- In certain circumstances, school and college staff may require medical face masks and other PPE to reduce the risk of transmission of Covid-19 by students. Where risks cannot adequately be controlled in other ways, the law requires that PPE must be supplied by employers. Risk assessments in relation to certain types of work with students (in particular those with multiple or profound special needs) might require the provision of PPE such as medical face masks, face visors, aprons and gloves.
- The DfE position is that such PPE is only needed in a very small number of situations - where an individual child, young person or other learner becomes ill with Covid-19 symptoms, and only then where a distance of 2 metres cannot be maintained, and where a child, young person or learner already has routine intimate care needs that involve the use of PPE, in which case the same PPE should continue to be used.
- The NEU disagrees with this position and believes that the DfE has failed to fully understand the risks to staff working in settings such as specific learning disability and profound and multiple learning disabilities and also in other early years and SEND settings, where close personal contact with pupils who cannot control behaviour such as spitting, coughing or sneezing, or whose behaviour or learning needs to be physically managed, creates airborne risks which cannot be controlled in other ways. Cleaning and laundry staff and anyone administering first aid or medical care should also be provided with appropriate PPE as necessary following a risk assessment.
The NEU therefore advises that staff working in such circumstances should be provided with PPE. PPE, including FFP2 or FFP3 grade masks, if appropriate, should be provided for staff administering first aid, medical care or personal care activities where social distancing cannot be maintained, for example in some special schools and nurseries.
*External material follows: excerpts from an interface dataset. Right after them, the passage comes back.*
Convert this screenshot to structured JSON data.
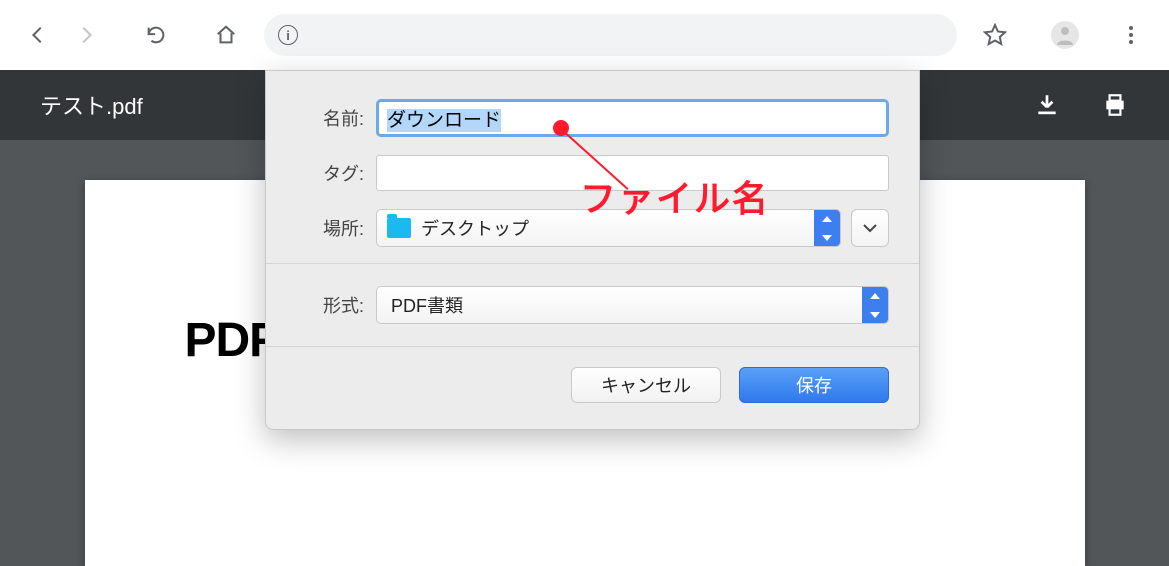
{
  "browser": {
    "back_icon": "back-icon",
    "forward_icon": "forward-icon",
    "reload_icon": "reload-icon",
    "home_icon": "home-icon",
    "info_char": "i"
  },
  "pdf": {
    "filename": "テスト.pdf",
    "heading": "PDFフ"
  },
  "dialog": {
    "labels": {
      "name": "名前:",
      "tags": "タグ:",
      "location": "場所:",
      "format": "形式:"
    },
    "name_value": "ダウンロード",
    "tags_value": "",
    "location_value": "デスクトップ",
    "format_value": "PDF書類",
    "buttons": {
      "cancel": "キャンセル",
      "save": "保存"
    }
  },
  "annotation": {
    "text": "ファイル名"
  }
}
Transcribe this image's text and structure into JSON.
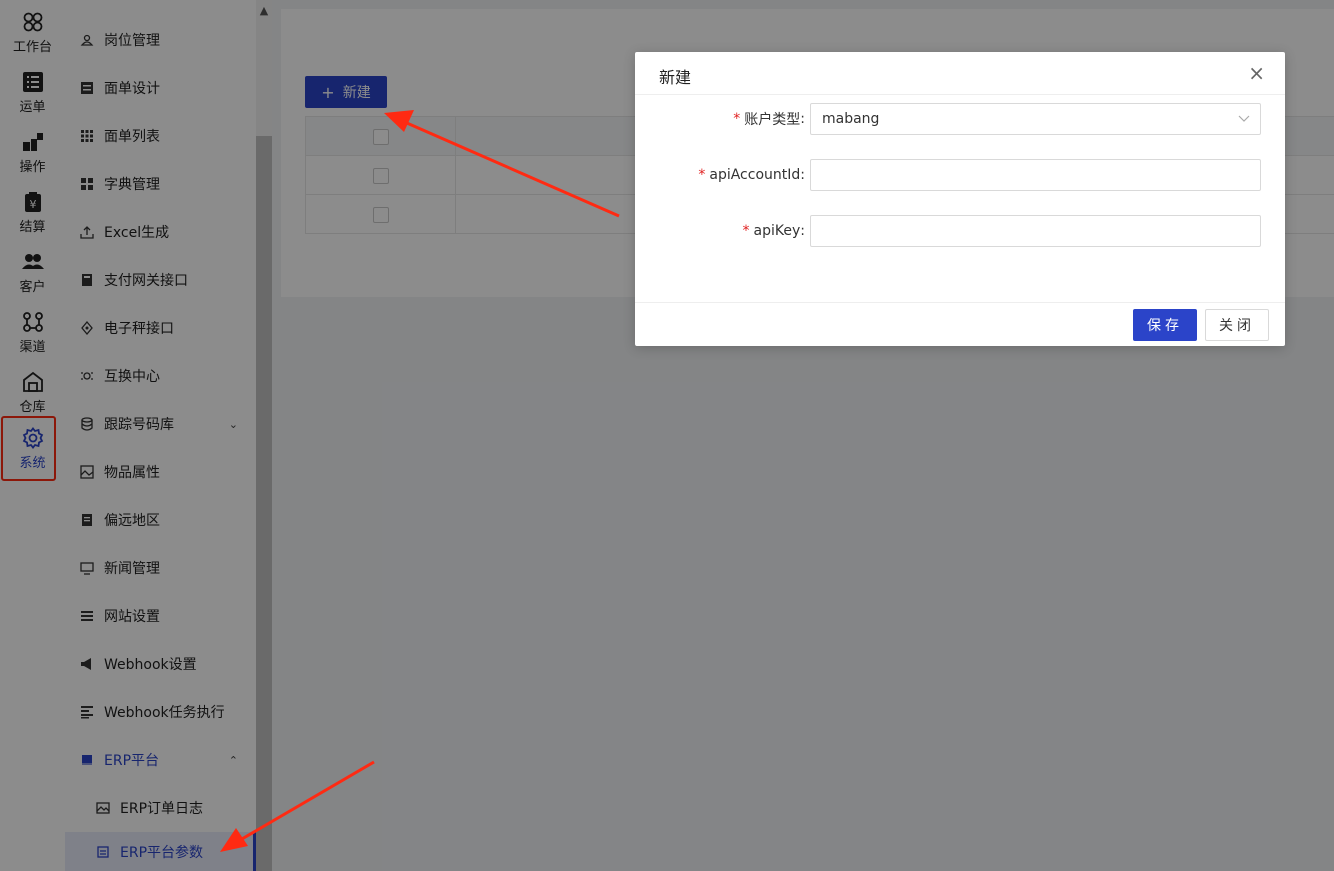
{
  "colors": {
    "accent": "#2b44c9",
    "annotation": "#ff2a12"
  },
  "rail": {
    "items": [
      {
        "label": "工作台",
        "icon": "workbench-icon"
      },
      {
        "label": "运单",
        "icon": "waybill-icon"
      },
      {
        "label": "操作",
        "icon": "operation-icon"
      },
      {
        "label": "结算",
        "icon": "settlement-icon"
      },
      {
        "label": "客户",
        "icon": "customer-icon"
      },
      {
        "label": "渠道",
        "icon": "channel-icon"
      },
      {
        "label": "仓库",
        "icon": "warehouse-icon"
      },
      {
        "label": "系统",
        "icon": "gear-icon"
      }
    ]
  },
  "submenu": {
    "items": [
      {
        "label": "岗位管理"
      },
      {
        "label": "面单设计"
      },
      {
        "label": "面单列表"
      },
      {
        "label": "字典管理"
      },
      {
        "label": "Excel生成"
      },
      {
        "label": "支付网关接口"
      },
      {
        "label": "电子秤接口"
      },
      {
        "label": "互换中心"
      },
      {
        "label": "跟踪号码库"
      },
      {
        "label": "物品属性"
      },
      {
        "label": "偏远地区"
      },
      {
        "label": "新闻管理"
      },
      {
        "label": "网站设置"
      },
      {
        "label": "Webhook设置"
      },
      {
        "label": "Webhook任务执行"
      },
      {
        "label": "ERP平台"
      },
      {
        "label": "ERP订单日志"
      },
      {
        "label": "ERP平台参数"
      }
    ]
  },
  "toolbar": {
    "new_label": "新建"
  },
  "dialog": {
    "title": "新建",
    "fields": [
      {
        "label": "账户类型",
        "value": "mabang"
      },
      {
        "label": "apiAccountId",
        "value": ""
      },
      {
        "label": "apiKey",
        "value": ""
      }
    ],
    "colon": ":",
    "required_mark": "*",
    "save_label": "保存",
    "close_label": "关闭",
    "close_icon": "×"
  }
}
Where PPE is needed it must be appropriate for the individual and training must be given in its proper use and disposal (hearing aid users cannot wear ties around the ears, while British Sign Language users or those who need children to see their mouth will need clear masks).
- Risk assessments should also consider the need for appropriate PPE to be provided for staff who are defined as clinically vulnerable, including pregnant women, or those who have vulnerable family members, before their return to work in school. The NEU advises that extremely clinically vulnerable staff and women in the third trimester of pregnancy should be permitted to work from home and this advice is not affected by any offer to provide medical grade PPE to such staff.
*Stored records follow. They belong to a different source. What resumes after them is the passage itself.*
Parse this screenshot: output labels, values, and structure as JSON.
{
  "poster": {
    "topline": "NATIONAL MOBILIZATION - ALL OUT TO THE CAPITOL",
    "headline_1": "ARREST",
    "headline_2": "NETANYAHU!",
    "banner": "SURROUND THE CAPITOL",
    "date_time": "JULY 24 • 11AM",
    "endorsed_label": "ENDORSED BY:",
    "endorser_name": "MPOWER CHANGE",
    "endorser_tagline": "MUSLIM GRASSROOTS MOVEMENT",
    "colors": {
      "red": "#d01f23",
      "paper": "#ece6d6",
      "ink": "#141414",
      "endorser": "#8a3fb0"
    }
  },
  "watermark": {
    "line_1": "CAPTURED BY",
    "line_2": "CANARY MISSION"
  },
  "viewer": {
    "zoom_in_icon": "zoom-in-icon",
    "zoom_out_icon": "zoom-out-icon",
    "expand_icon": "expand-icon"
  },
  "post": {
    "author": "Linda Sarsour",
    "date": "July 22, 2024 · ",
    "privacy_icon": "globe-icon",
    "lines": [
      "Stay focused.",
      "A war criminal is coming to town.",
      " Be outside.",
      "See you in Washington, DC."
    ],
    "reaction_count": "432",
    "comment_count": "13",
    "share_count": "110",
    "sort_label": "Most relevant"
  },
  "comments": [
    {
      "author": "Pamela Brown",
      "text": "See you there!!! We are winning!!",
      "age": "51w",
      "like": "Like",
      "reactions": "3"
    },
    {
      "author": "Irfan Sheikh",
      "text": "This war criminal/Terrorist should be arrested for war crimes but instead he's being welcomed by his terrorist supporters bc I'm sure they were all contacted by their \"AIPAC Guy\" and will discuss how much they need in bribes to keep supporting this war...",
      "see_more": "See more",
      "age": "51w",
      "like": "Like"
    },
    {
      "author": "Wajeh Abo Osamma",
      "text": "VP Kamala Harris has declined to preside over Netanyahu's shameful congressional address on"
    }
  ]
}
- The NEU emphasises that other safety precautions such as washing hands and enhanced cleaning may not be sufficient to protect staff and students. Proper consideration must therefore be given to schools’ and colleges’ policies on the wearing of face coverings and provision of PPE